“This report shows how deteriorated, overburdened transportation system continues to drain precious time and money from Connecticut commuters and businesses,” said U.S. Representative Jim Himes (CT-4). “Our transportation infrastructure is the foundation on which we build economic growth and create jobs, and we can’t afford to neglect it any longer. We need a long-term transportation bill that invests in our crumbling roads, bridges and railways to ensure the safety of our people and make our economy more competitive.”

Increasing levels of traffic congestion cause significant delays in Connecticut, particularly in its larger urban areas. Traffic congestion robs commuters of time and money and imposes increased costs on businesses, shippers and manufacturers, which are often passed along to the consumer.

A total of 35 percent of Connecticut’s bridges show significant deterioration or do not meet modern design standards. Ten percent of Connecticut’s bridges are structurally deficient, with significant deterioration to the bridge deck, supports or other major components. An additional 25 percent of the state’s bridges are functionally obsolete, which means they no longer meet modern design standards, often because of narrow lanes, inadequate clearances or poor alignment.


A breakdown of the costs per motorist in each of Connecticut’s largest urban areas, with a statewide total at the bottom.A breakdown of the costs per motorist in each of Connecticut’s largest urban areas, with a statewide total at the bottom.

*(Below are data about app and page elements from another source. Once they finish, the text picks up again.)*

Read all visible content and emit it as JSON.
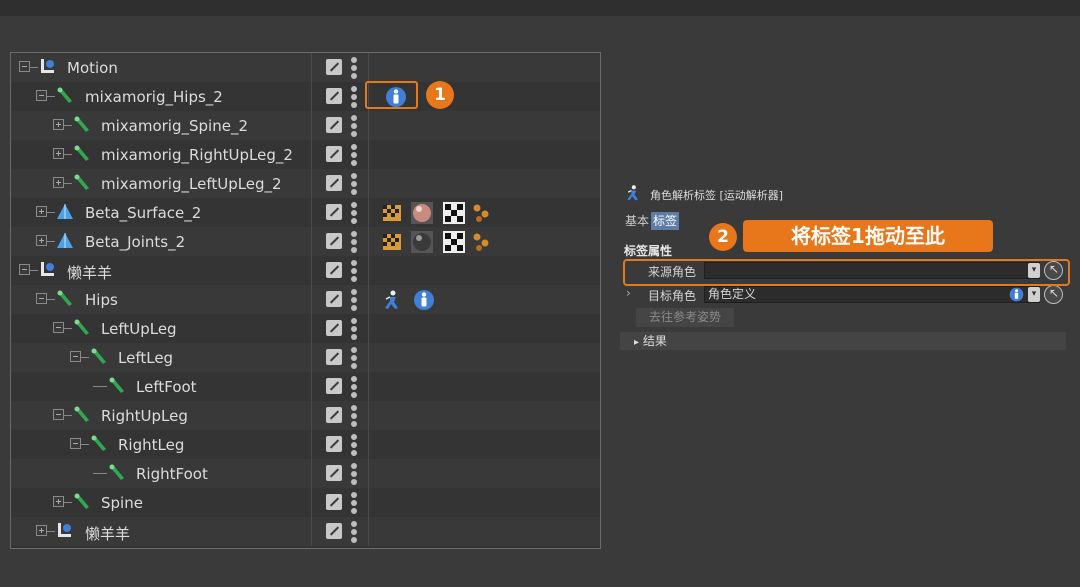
{
  "object_manager": {
    "rows": [
      {
        "label": "Motion",
        "kind": "null-object"
      },
      {
        "label": "mixamorig_Hips_2",
        "kind": "joint"
      },
      {
        "label": "mixamorig_Spine_2",
        "kind": "joint"
      },
      {
        "label": "mixamorig_RightUpLeg_2",
        "kind": "joint"
      },
      {
        "label": "mixamorig_LeftUpLeg_2",
        "kind": "joint"
      },
      {
        "label": "Beta_Surface_2",
        "kind": "mesh"
      },
      {
        "label": "Beta_Joints_2",
        "kind": "mesh"
      },
      {
        "label": "懒羊羊",
        "kind": "null-object"
      },
      {
        "label": "Hips",
        "kind": "joint"
      },
      {
        "label": "LeftUpLeg",
        "kind": "joint"
      },
      {
        "label": "LeftLeg",
        "kind": "joint"
      },
      {
        "label": "LeftFoot",
        "kind": "joint"
      },
      {
        "label": "RightUpLeg",
        "kind": "joint"
      },
      {
        "label": "RightLeg",
        "kind": "joint"
      },
      {
        "label": "RightFoot",
        "kind": "joint"
      },
      {
        "label": "Spine",
        "kind": "joint"
      },
      {
        "label": "懒羊羊",
        "kind": "null-object"
      }
    ]
  },
  "callouts": {
    "one": "1",
    "two": "2",
    "instruction": "将标签1拖动至此"
  },
  "attributes": {
    "title": "角色解析标签 [运动解析器]",
    "tabs": [
      "基本",
      "标签"
    ],
    "active_tab": "标签",
    "section": "标签属性",
    "source_label": "来源角色",
    "source_value": "",
    "target_label": "目标角色",
    "target_value": "角色定义",
    "goto_button": "去往参考姿势",
    "results_label": "结果",
    "expand_arrow": "›",
    "results_arrow": "▸"
  },
  "colors": {
    "accent": "#e8761a",
    "tab_active": "#5d7da8",
    "joint_green": "#2fa84f",
    "character_blue": "#3f7fd6"
  }
}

“This report does an excellent job quantifying what motorists all over Connecticut can tell you first hand—that our roads and bridges are in need of repair. Governor Malloy has announced that transportation will be a top priority in 2015, and for very good reason. Rebuilding our transportation infrastructure will support a great many jobs, and is essential to the health of our economy and our quality of life,” said Connecticut State Senator Bob Duff (D-Norwalk).

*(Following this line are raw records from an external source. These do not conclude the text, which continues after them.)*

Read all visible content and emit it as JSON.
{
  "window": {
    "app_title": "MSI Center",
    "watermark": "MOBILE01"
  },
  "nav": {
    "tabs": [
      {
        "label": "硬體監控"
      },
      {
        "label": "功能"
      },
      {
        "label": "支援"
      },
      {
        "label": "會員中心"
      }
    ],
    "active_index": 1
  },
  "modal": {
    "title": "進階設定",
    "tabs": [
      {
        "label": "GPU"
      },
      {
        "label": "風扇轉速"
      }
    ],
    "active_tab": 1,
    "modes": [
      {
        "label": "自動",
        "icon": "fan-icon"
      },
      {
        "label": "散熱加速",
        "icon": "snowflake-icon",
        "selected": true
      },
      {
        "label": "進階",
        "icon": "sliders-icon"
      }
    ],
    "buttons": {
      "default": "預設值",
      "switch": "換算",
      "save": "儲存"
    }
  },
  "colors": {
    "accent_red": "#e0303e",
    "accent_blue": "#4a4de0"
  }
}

Traffic crashes in Connecticut claimed the lives of 1,262 people between 2008 and 2012 Connecticut’s non-Interstate rural roads are particularly deadly, with a fatality rate in 2012 of 1.95 traffic fatalities per 100 million vehicle miles of travel, more than three times the fatality rate of 0.62 on all other roads and highways in the state. Connecticut’s overall traffic fatality rate of 0.75 fatalities per 100 million vehicle miles of travel is lower than the national average of 1.13.

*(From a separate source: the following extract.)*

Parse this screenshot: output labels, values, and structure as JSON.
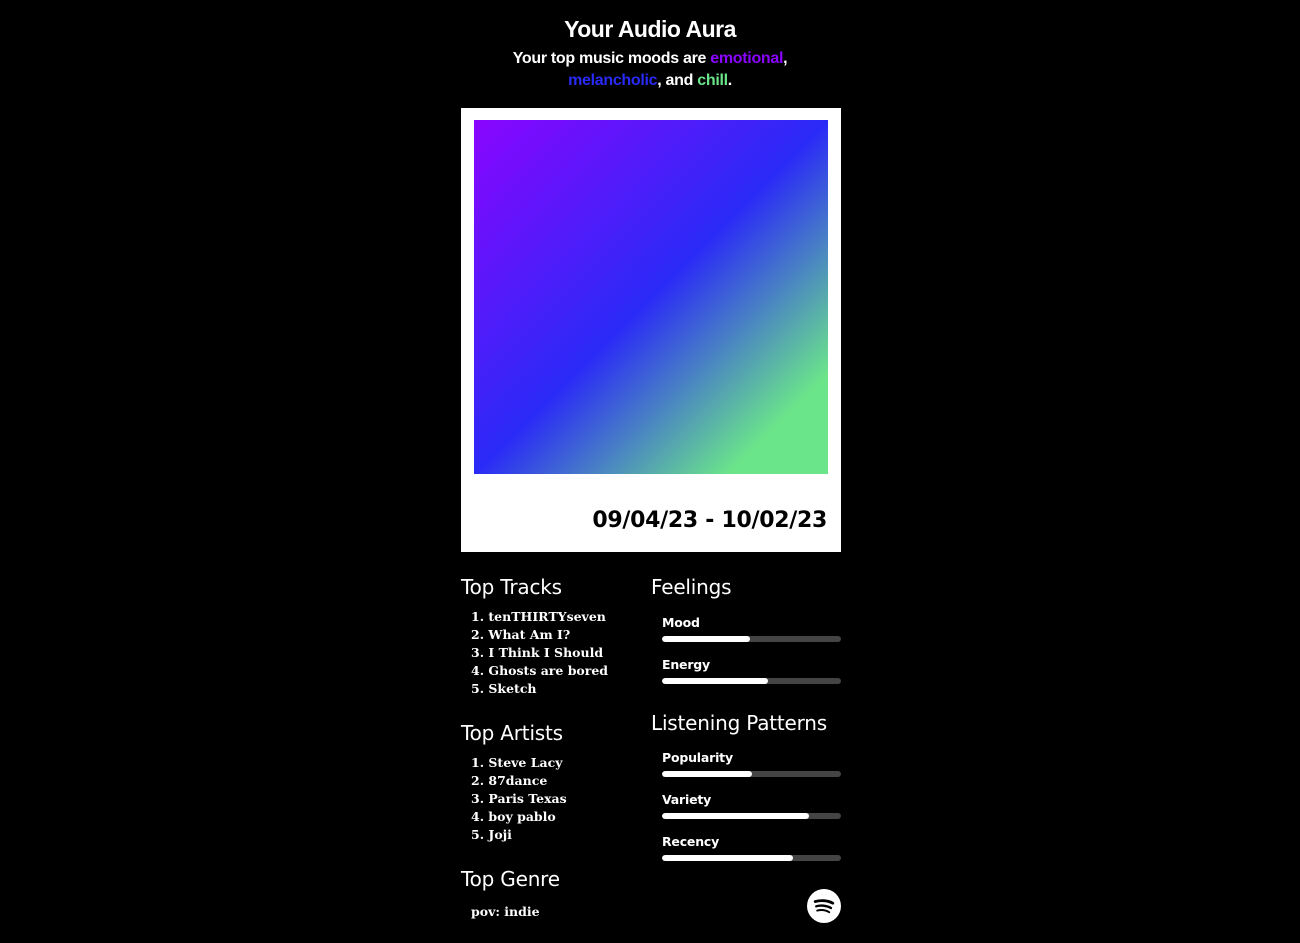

[gtblockquote type=”right”]Traffic crashes in Connecticut claimed the lives of 1,262 people between 2008 and 2012…[/gtblockquote]The efficiency of Connecticut’s transportation system, particularly its highways, is critical to the health of the state’s economy. The Federal Highway Administration estimates that each dollar spent on road, highway and bridge improvements results in an average benefit of $5.20 in the form of reduced vehicle maintenance costs, reduced delays, reduced fuel consumption, improved safety, reduced road and bridge maintenance costs and reduced emissions as a result of improved traffic flow.

The Federal surface transportation program is a critical source of funding in Connecticut. From 2008 to 2012, the federal government provided $1.76 for road improvements in Connecticut for every dollar the state paid in federal motor fees. In July, Congress approved an eight-month extension of the federal surface transportation program, which will now run through May 31, 2015. The legislation will also transfer nearly $11 billion into the Highway Trust Fund (HTF) to preserve existing levels of highway and public transportation investment through the end of May 2015.

“These conditions are only going to worsen if greater funding is not made available at the state and federal levels,” said Will Wilkins, TRIP’s executive director. “Congress can help by approving a long-term federal surface transportation program that provides adequate funding levels, based on a reliable funding source. If not, Connecticut is going to see its future federal funding threatened, resulting in fewer road and bridge repair projects, loss of jobs and a burden on the state’s economy.”